§ DATA:
--------

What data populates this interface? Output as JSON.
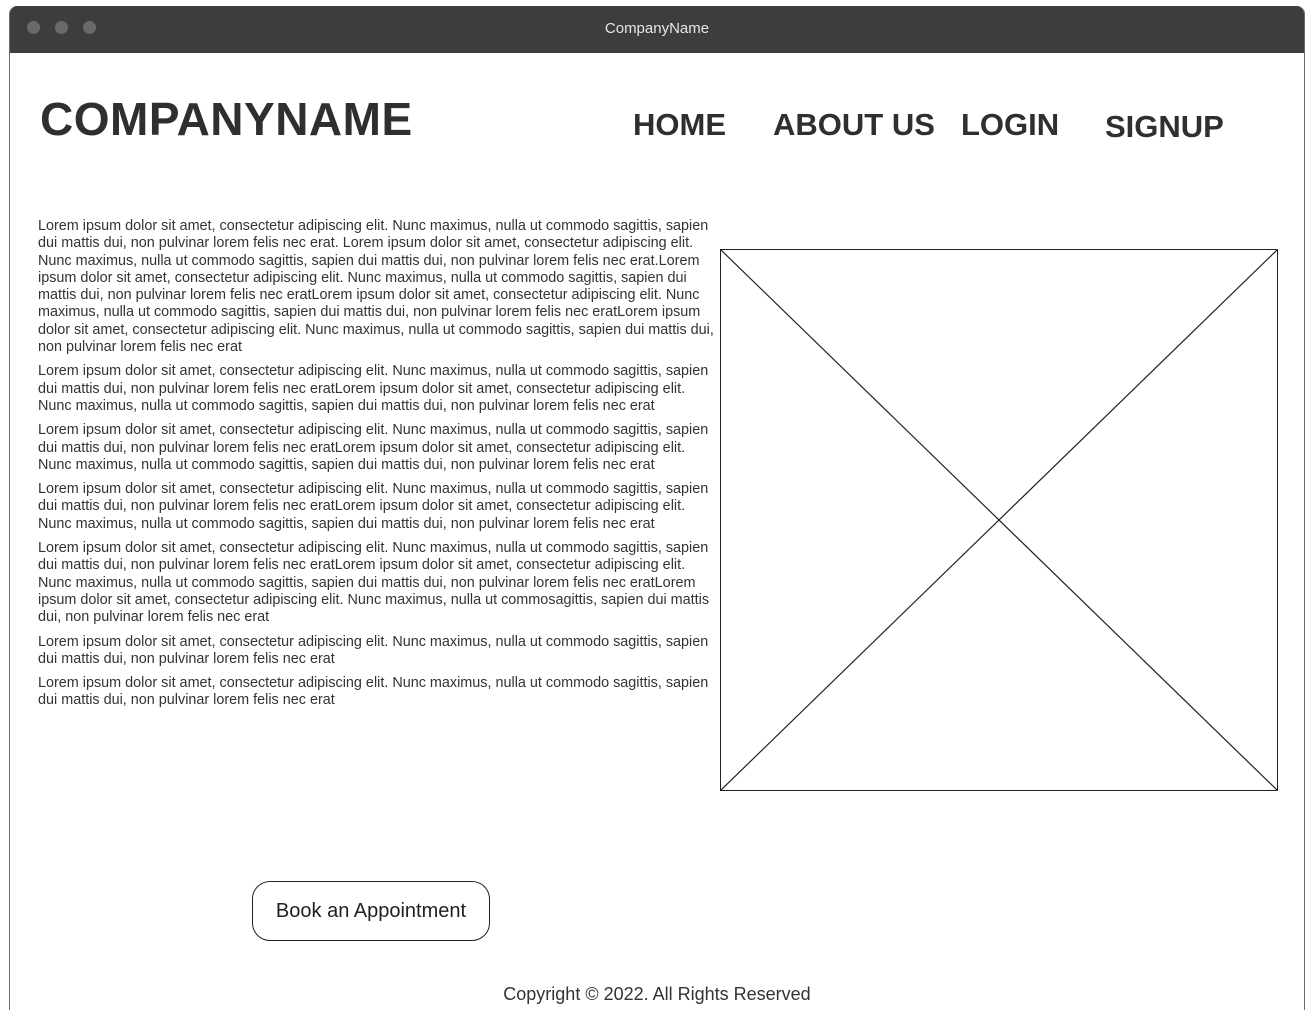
{
  "window": {
    "title": "CompanyName"
  },
  "header": {
    "logo": "COMPANYNAME",
    "nav": [
      {
        "label": "HOME"
      },
      {
        "label": "ABOUT US"
      },
      {
        "label": "LOGIN"
      },
      {
        "label": "SIGNUP"
      }
    ]
  },
  "main": {
    "paragraphs": [
      "Lorem ipsum dolor sit amet, consectetur adipiscing elit. Nunc maximus, nulla ut commodo sagittis, sapien dui mattis dui, non pulvinar lorem felis nec erat. Lorem ipsum dolor sit amet, consectetur adipiscing elit. Nunc maximus, nulla ut commodo sagittis, sapien dui mattis dui, non pulvinar lorem felis nec erat.Lorem ipsum dolor sit amet, consectetur adipiscing elit. Nunc maximus, nulla ut commodo sagittis, sapien dui mattis dui, non pulvinar lorem felis nec eratLorem ipsum dolor sit amet, consectetur adipiscing elit. Nunc maximus, nulla ut commodo sagittis, sapien dui mattis dui, non pulvinar lorem felis nec eratLorem ipsum dolor sit amet, consectetur adipiscing elit. Nunc maximus, nulla ut commodo sagittis, sapien dui mattis dui, non pulvinar lorem felis nec erat",
      "Lorem ipsum dolor sit amet, consectetur adipiscing elit. Nunc maximus, nulla ut commodo sagittis, sapien dui mattis dui, non pulvinar lorem felis nec eratLorem ipsum dolor sit amet, consectetur adipiscing elit. Nunc maximus, nulla ut commodo sagittis, sapien dui mattis dui, non pulvinar lorem felis nec erat",
      "Lorem ipsum dolor sit amet, consectetur adipiscing elit. Nunc maximus, nulla ut commodo sagittis, sapien dui mattis dui, non pulvinar lorem felis nec eratLorem ipsum dolor sit amet, consectetur adipiscing elit. Nunc maximus, nulla ut commodo sagittis, sapien dui mattis dui, non pulvinar lorem felis nec erat",
      "Lorem ipsum dolor sit amet, consectetur adipiscing elit. Nunc maximus, nulla ut commodo sagittis, sapien dui mattis dui, non pulvinar lorem felis nec eratLorem ipsum dolor sit amet, consectetur adipiscing elit. Nunc maximus, nulla ut commodo sagittis, sapien dui mattis dui, non pulvinar lorem felis nec erat",
      "Lorem ipsum dolor sit amet, consectetur adipiscing elit. Nunc maximus, nulla ut commodo sagittis, sapien dui mattis dui, non pulvinar lorem felis nec eratLorem ipsum dolor sit amet, consectetur adipiscing elit. Nunc maximus, nulla ut commodo sagittis, sapien dui mattis dui, non pulvinar lorem felis nec eratLorem ipsum dolor sit amet, consectetur adipiscing elit. Nunc maximus, nulla ut commosagittis, sapien dui mattis dui, non pulvinar lorem felis nec erat",
      "Lorem ipsum dolor sit amet, consectetur adipiscing elit. Nunc maximus, nulla ut commodo sagittis, sapien dui mattis dui, non pulvinar lorem felis nec erat",
      "Lorem ipsum dolor sit amet, consectetur adipiscing elit. Nunc maximus, nulla ut commodo sagittis, sapien dui mattis dui, non pulvinar lorem felis nec erat"
    ],
    "cta_label": "Book an Appointment"
  },
  "footer": {
    "copyright": "Copyright  © 2022. All Rights Reserved"
  }
}
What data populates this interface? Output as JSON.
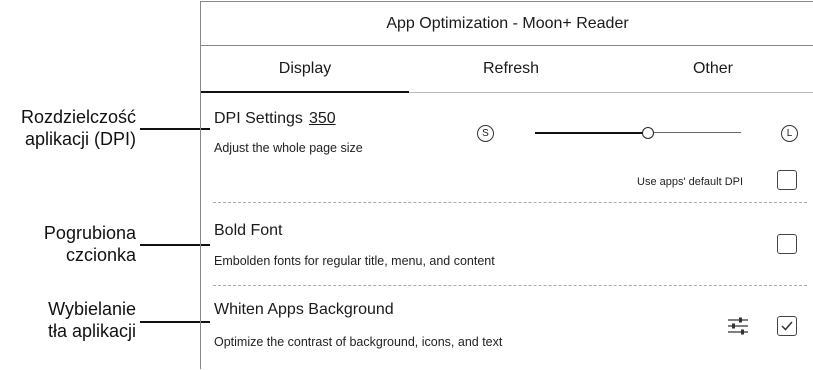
{
  "annotations": [
    {
      "line1": "Rozdzielczość",
      "line2": "aplikacji (DPI)"
    },
    {
      "line1": "Pogrubiona",
      "line2": "czcionka"
    },
    {
      "line1": "Wybielanie",
      "line2": "tła aplikacji"
    }
  ],
  "window": {
    "title": "App Optimization - Moon+ Reader"
  },
  "tabs": [
    {
      "label": "Display",
      "selected": true
    },
    {
      "label": "Refresh",
      "selected": false
    },
    {
      "label": "Other",
      "selected": false
    }
  ],
  "dpi": {
    "title": "DPI Settings",
    "value": "350",
    "subtitle": "Adjust the whole page size",
    "small_label": "S",
    "large_label": "L",
    "slider_fraction": 0.55,
    "default_label": "Use apps' default DPI",
    "default_checked": false
  },
  "bold_font": {
    "title": "Bold Font",
    "subtitle": "Embolden fonts for regular title, menu, and content",
    "checked": false
  },
  "whiten": {
    "title": "Whiten Apps Background",
    "subtitle": "Optimize the contrast of background, icons, and text",
    "settings_icon": "sliders-icon",
    "checked": true
  }
}
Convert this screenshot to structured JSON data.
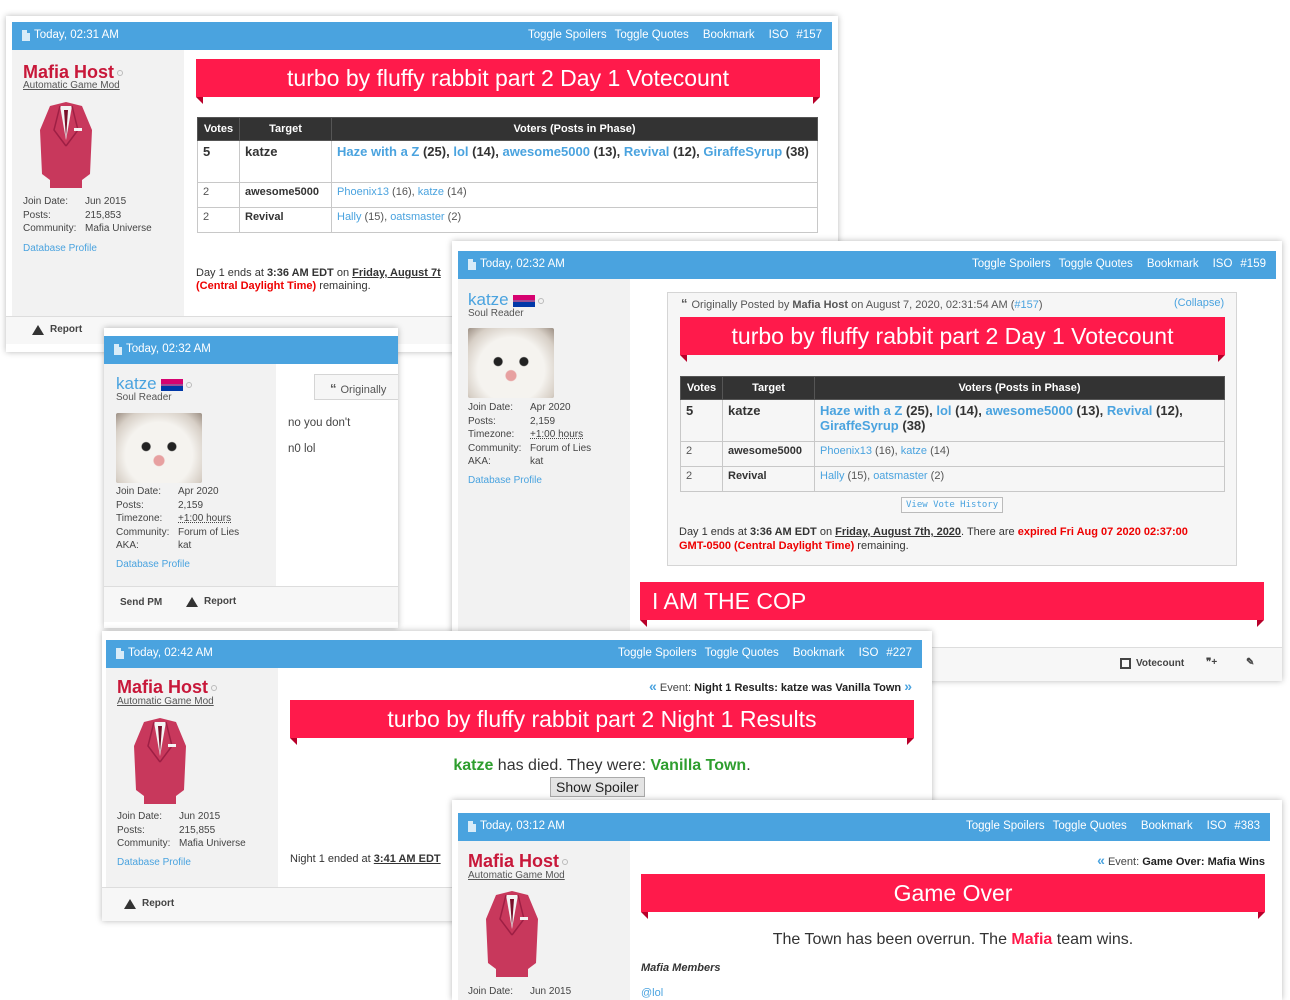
{
  "post157": {
    "date": "Today, 02:31 AM",
    "links": [
      "Toggle Spoilers",
      "Toggle Quotes",
      "Bookmark",
      "ISO",
      "#157"
    ],
    "user": {
      "name": "Mafia Host",
      "title": "Automatic Game Mod",
      "join_label": "Join Date:",
      "join": "Jun 2015",
      "posts_label": "Posts:",
      "posts": "215,853",
      "community_label": "Community:",
      "community": "Mafia Universe",
      "db": "Database Profile"
    },
    "banner": "turbo by fluffy rabbit part 2 Day 1 Votecount",
    "table": {
      "headers": [
        "Votes",
        "Target",
        "Voters (Posts in Phase)"
      ],
      "rows": [
        {
          "votes": "5",
          "target": "katze",
          "voters": [
            [
              "Haze with a Z",
              " (25), "
            ],
            [
              "lol",
              " (14), "
            ],
            [
              "awesome5000",
              " (13), "
            ],
            [
              "Revival",
              " (12), "
            ],
            [
              "GiraffeSyrup",
              " (38)"
            ]
          ]
        },
        {
          "votes": "2",
          "target": "awesome5000",
          "voters": [
            [
              "Phoenix13",
              " (16), "
            ],
            [
              "katze",
              " (14)"
            ]
          ]
        },
        {
          "votes": "2",
          "target": "Revival",
          "voters": [
            [
              "Hally",
              " (15), "
            ],
            [
              "oatsmaster",
              " (2)"
            ]
          ]
        }
      ]
    },
    "ends_prefix": "Day 1 ends at ",
    "ends_time": "3:36 AM EDT",
    "ends_on": " on ",
    "ends_date": "Friday, August 7t",
    "ends_tz": "(Central Daylight Time)",
    "ends_remaining": " remaining.",
    "report": "Report"
  },
  "post_katze_left": {
    "date": "Today, 02:32 AM",
    "user": {
      "name": "katze",
      "title": "Soul Reader",
      "join_label": "Join Date:",
      "join": "Apr 2020",
      "posts_label": "Posts:",
      "posts": "2,159",
      "tz_label": "Timezone:",
      "tz": "+1:00 hours",
      "community_label": "Community:",
      "community": "Forum of Lies",
      "aka_label": "AKA:",
      "aka": "kat",
      "db": "Database Profile"
    },
    "quote_label": "Originally",
    "line1": "no you don't",
    "line2": "n0 lol",
    "send_pm": "Send PM",
    "report": "Report"
  },
  "post159": {
    "date": "Today, 02:32 AM",
    "links": [
      "Toggle Spoilers",
      "Toggle Quotes",
      "Bookmark",
      "ISO",
      "#159"
    ],
    "user": {
      "name": "katze",
      "title": "Soul Reader",
      "join_label": "Join Date:",
      "join": "Apr 2020",
      "posts_label": "Posts:",
      "posts": "2,159",
      "tz_label": "Timezone:",
      "tz": "+1:00 hours",
      "community_label": "Community:",
      "community": "Forum of Lies",
      "aka_label": "AKA:",
      "aka": "kat",
      "db": "Database Profile"
    },
    "quote_prefix": "Originally Posted by ",
    "quote_author": "Mafia Host",
    "quote_mid": " on August 7, 2020, 02:31:54 AM (",
    "quote_ref": "#157",
    "quote_end": ")",
    "collapse": "(Collapse)",
    "banner": "turbo by fluffy rabbit part 2 Day 1 Votecount",
    "vote_history": "View Vote History",
    "ends_prefix": "Day 1 ends at ",
    "ends_time": "3:36 AM EDT",
    "ends_on": " on ",
    "ends_date": "Friday, August 7th, 2020",
    "ends_there": ". There are ",
    "ends_expired": "expired Fri Aug 07 2020 02:37:00",
    "ends_gmt": "GMT-0500 (Central Daylight Time)",
    "ends_remaining": " remaining.",
    "cop_banner": "I AM THE COP",
    "votecount_btn": "Votecount"
  },
  "post227": {
    "date": "Today, 02:42 AM",
    "links": [
      "Toggle Spoilers",
      "Toggle Quotes",
      "Bookmark",
      "ISO",
      "#227"
    ],
    "user": {
      "name": "Mafia Host",
      "title": "Automatic Game Mod",
      "join_label": "Join Date:",
      "join": "Jun 2015",
      "posts_label": "Posts:",
      "posts": "215,855",
      "community_label": "Community:",
      "community": "Mafia Universe",
      "db": "Database Profile"
    },
    "event_label": "Event: ",
    "event": "Night 1 Results: katze was Vanilla Town",
    "banner": "turbo by fluffy rabbit part 2 Night 1 Results",
    "died_name": "katze",
    "died_mid": " has died. They were: ",
    "died_role": "Vanilla Town",
    "died_end": ".",
    "spoiler_btn": "Show Spoiler",
    "night_prefix": "Night 1 ended at ",
    "night_time": "3:41 AM EDT",
    "report": "Report"
  },
  "post383": {
    "date": "Today, 03:12 AM",
    "links": [
      "Toggle Spoilers",
      "Toggle Quotes",
      "Bookmark",
      "ISO",
      "#383"
    ],
    "user": {
      "name": "Mafia Host",
      "title": "Automatic Game Mod",
      "join_label": "Join Date:",
      "join": "Jun 2015"
    },
    "event_label": "Event: ",
    "event": "Game Over: Mafia Wins",
    "banner": "Game Over",
    "text_a": "The Town has been overrun. The ",
    "text_mafia": "Mafia",
    "text_b": " team wins.",
    "members_label": "Mafia Members",
    "member1": "@lol"
  },
  "colors": {
    "header_blue": "#4aa3df",
    "banner_red": "#ff1a4b",
    "host_red": "#c8183a",
    "win_green": "#2e9e2e"
  }
}
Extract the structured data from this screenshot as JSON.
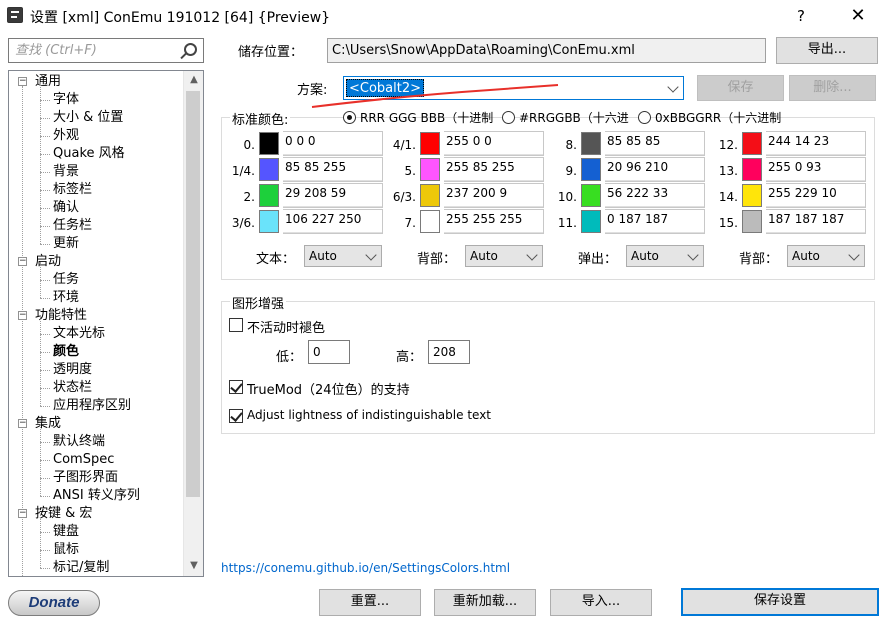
{
  "window": {
    "title": "设置 [xml] ConEmu 191012 [64] {Preview}",
    "help_label": "?",
    "close_label": "✕"
  },
  "search": {
    "placeholder": "查找 (Ctrl+F)"
  },
  "tree": {
    "items": [
      {
        "label": "通用",
        "level": 0,
        "expanded": true
      },
      {
        "label": "字体",
        "level": 1
      },
      {
        "label": "大小 & 位置",
        "level": 1
      },
      {
        "label": "外观",
        "level": 1
      },
      {
        "label": "Quake 风格",
        "level": 1
      },
      {
        "label": "背景",
        "level": 1
      },
      {
        "label": "标签栏",
        "level": 1
      },
      {
        "label": "确认",
        "level": 1
      },
      {
        "label": "任务栏",
        "level": 1
      },
      {
        "label": "更新",
        "level": 1
      },
      {
        "label": "启动",
        "level": 0,
        "expanded": true
      },
      {
        "label": "任务",
        "level": 1
      },
      {
        "label": "环境",
        "level": 1
      },
      {
        "label": "功能特性",
        "level": 0,
        "expanded": true
      },
      {
        "label": "文本光标",
        "level": 1
      },
      {
        "label": "颜色",
        "level": 1,
        "selected": true
      },
      {
        "label": "透明度",
        "level": 1
      },
      {
        "label": "状态栏",
        "level": 1
      },
      {
        "label": "应用程序区别",
        "level": 1
      },
      {
        "label": "集成",
        "level": 0,
        "expanded": true
      },
      {
        "label": "默认终端",
        "level": 1
      },
      {
        "label": "ComSpec",
        "level": 1
      },
      {
        "label": "子图形界面",
        "level": 1
      },
      {
        "label": "ANSI 转义序列",
        "level": 1
      },
      {
        "label": "按键 & 宏",
        "level": 0,
        "expanded": true
      },
      {
        "label": "键盘",
        "level": 1
      },
      {
        "label": "鼠标",
        "level": 1
      },
      {
        "label": "标记/复制",
        "level": 1
      }
    ],
    "scroll_up": "▲",
    "scroll_down": "▼",
    "expander_symbol": "−"
  },
  "storage": {
    "label": "储存位置：",
    "path": "C:\\Users\\Snow\\AppData\\Roaming\\ConEmu.xml",
    "export_button": "导出..."
  },
  "scheme": {
    "label": "方案:",
    "value": "<Cobalt2>",
    "save_button": "保存",
    "delete_button": "删除..."
  },
  "palette": {
    "title": "标准颜色:",
    "formats": [
      {
        "label": "RRR GGG BBB（十进制",
        "checked": true
      },
      {
        "label": "#RRGGBB（十六进",
        "checked": false
      },
      {
        "label": "0xBBGGRR（十六进制",
        "checked": false
      }
    ],
    "columns": [
      [
        {
          "index": "0.",
          "color": "#000000",
          "value": "0 0 0"
        },
        {
          "index": "1/4.",
          "color": "#5555ff",
          "value": "85 85 255"
        },
        {
          "index": "2.",
          "color": "#1dd03b",
          "value": "29 208 59"
        },
        {
          "index": "3/6.",
          "color": "#6ae3fa",
          "value": "106 227 250"
        }
      ],
      [
        {
          "index": "4/1.",
          "color": "#ff0000",
          "value": "255 0 0"
        },
        {
          "index": "5.",
          "color": "#ff55ff",
          "value": "255 85 255"
        },
        {
          "index": "6/3.",
          "color": "#edc809",
          "value": "237 200 9"
        },
        {
          "index": "7.",
          "color": "#ffffff",
          "value": "255 255 255"
        }
      ],
      [
        {
          "index": "8.",
          "color": "#555555",
          "value": "85 85 85"
        },
        {
          "index": "9.",
          "color": "#1460d2",
          "value": "20 96 210"
        },
        {
          "index": "10.",
          "color": "#38de21",
          "value": "56 222 33"
        },
        {
          "index": "11.",
          "color": "#00bbbb",
          "value": "0 187 187"
        }
      ],
      [
        {
          "index": "12.",
          "color": "#f40e17",
          "value": "244 14 23"
        },
        {
          "index": "13.",
          "color": "#ff005d",
          "value": "255 0 93"
        },
        {
          "index": "14.",
          "color": "#ffe50a",
          "value": "255 229 10"
        },
        {
          "index": "15.",
          "color": "#bbbbbb",
          "value": "187 187 187"
        }
      ]
    ],
    "selectors": [
      {
        "label": "文本：",
        "value": "Auto"
      },
      {
        "label": "背部：",
        "value": "Auto"
      },
      {
        "label": "弹出：",
        "value": "Auto"
      },
      {
        "label": "背部：",
        "value": "Auto"
      }
    ]
  },
  "graphics": {
    "title": "图形增强",
    "fade_inactive": {
      "label": "不活动时褪色",
      "checked": false
    },
    "low_label": "低：",
    "low_value": "0",
    "high_label": "高：",
    "high_value": "208",
    "truemod": {
      "label": "TrueMod（24位色）的支持",
      "checked": true
    },
    "adjust_lightness": {
      "label": "Adjust lightness of indistinguishable text",
      "checked": true
    }
  },
  "help_link": "https://conemu.github.io/en/SettingsColors.html",
  "buttons": {
    "donate": "Donate",
    "reset": "重置...",
    "reload": "重新加载...",
    "import": "导入...",
    "save_settings": "保存设置"
  },
  "colors": {
    "accent": "#0078d7",
    "link": "#0066cc",
    "annotation_stroke": "#e8302a"
  }
}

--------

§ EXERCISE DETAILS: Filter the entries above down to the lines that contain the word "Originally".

§ SOLUTION TO THIS EXERCISE:
    "quote_label": "Originally",
    "quote_prefix": "Originally Posted by ",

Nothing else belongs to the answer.